The CBC’s Mark Gollom called me a few weeks ago. He wanted my input on a piece he was writing about which Twitter accounts the federal party leaders are following. It was a fun conversation because it allowed us to conduct a pseudo-personality assessment of our leaders based on who they choose (and choose not) to follow on Twitter.

The article has spawned a lively, er, discussion with a significant amount of criticism. Commenters are questioning its newsworthiness. I will assume many people failed to see this as a human interest story about an online tool which is fast becoming something of a bellwether for public opinion measurement and shaping.

People entrenched in digital culture know that even though they may not serve as endorsements, the accounts you follow certainly give some indication of your interests. So, it should be no surprise that what we perceive/know about our federal leaders is fully supported by this theory.

Still, who they follow may not actually be who they follow.

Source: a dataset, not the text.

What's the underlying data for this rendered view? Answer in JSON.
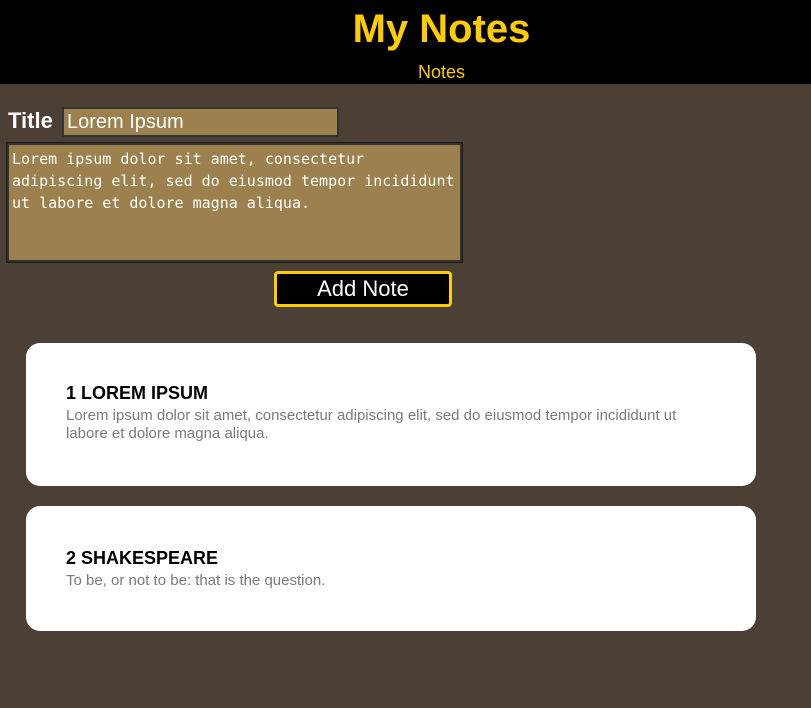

While it may be a public declaration of their interests and curiosities, the following shouldn’t be labelled as endorsements (no more than you might believe seeing a movie would declare your endorsement of the work of the entire cast and crew). It’s worth noting that anyone can follow any number of public Twitter accounts without using the “follow” feature just by visiting the user’s Twitter page or adding that account to a private list.

Prime Minister Stephen Harper (following 224 accounts)

The Prime Minister follows mostly members of the Conservative caucus and conservative friendlies, some journalists, a few organizations (including the Blue Jays and Canadian Curling Association) and Homer Simpson. Yup. The one account which suggests some pop-culture interests is good old Homer.

There are some interesting finds among the list of accounts the Prime Minister is following. Those include SocialBro (a tool we use at, the Senate of Canada (early warning signs, perhaps), Artists for Autism (a cause dear to the late Finance Minster Jim Flaherty), and the estranged conservative stalwart Dmitri Soudas.

Missing are obvious accounts including those belonging to various chambers of commerce, Canadian innovation and other industry. With the exception of Russian Prime Minister Dmitry Medvedev, the PM doesn’t follow any leaders (including President Obama or Prime Minister Cameron). Perhaps the most shocking, given the PM’s fascination with hockey, is there are no hockey teams, leagues or players among the accounts he’s following.

Analysis: Very focused and controlled, mostly business rather than fun, missed opportunities to further declare partnerships, interests and non-political personality.

Thomas Mulcair (following 1,195 accounts)

NDP Leader Tom Mulcair follows the greatest number of Twitter accounts among the “big three” leaders. His following list suggests a wider range of interests than the PM’s. Mr. Mulcair follows members of his caucus, a healthy number of journalists and news organizations from a variety of biases, and a number of economic and sport related accounts including the Economic Club of Canada, Google Canada, Special Olympics and the Juno Beach Centre. Other notable accounts in his following list include those belonging to the Library of Parliament Research team, the Federation of Canadian Municipalities and OpenMedia.

Mr. Mulcair follows a number of accounts which boast incomplete profiles, some of which haven’t ever issued a tweet. These jump out on the screen because they may or may not have a human name associated with them and the image is the default Twitter egg (waiting to be hatched into a fully tweeting account).

Analysis: Declaring interest in building relationships with all aspects of corporate and grassroots Canada, aware that people are looking at his accounts to see if he’s really a Canadian leader or a left-leaning leader, sloppy in some of his decisions.

Justin Trudeau (following 753 accounts)

Liberal Leader Justin Trudeau has the most eclectic mix of accounts among the list of accounts he follows. It suggests a much broader range of interests and a lot of affiliation with personalities rather than a laser focus on associations and organizations. So, on top of the requisite caucus members, media and some obvious Canadian institutions and organizations, you’ll see names of Canadian celebrities including Kim Cattrall, Bryan Adams, K’naan, Bif Naked and Kevin Nealon, and athletes including Nicole Garrido and Shannon Rempel.

Mr. Trudeau follows members of other political parties and US politicians including the social media famous Cory Booker. His list includes Michael Sona (charged in connection with the Pierre Poutine scandal) and Conservative strategist Tim Powers. He’s the only of the three big leaders who follows a large number of international celebrities and leaders including George Takei, Salman Rushdie, Stephen King and the Dalai Lama. The fun accounts on his list include Ed the Sock and the Elizabeth Windsor parody account which, today, granted Canada the day off (“You deserve it.”)

He also follows the Blackberry Help account.

Analysis: Grew up with an interest in pop-culture and proud of it recognizing it may help him attract support from historitcally disinterested and disaffected Canadians, perhaps a bit too focused on personality with less declaration of policy strength. Still, he knows digital culture and online success is tightly connected to relatability which builds trust.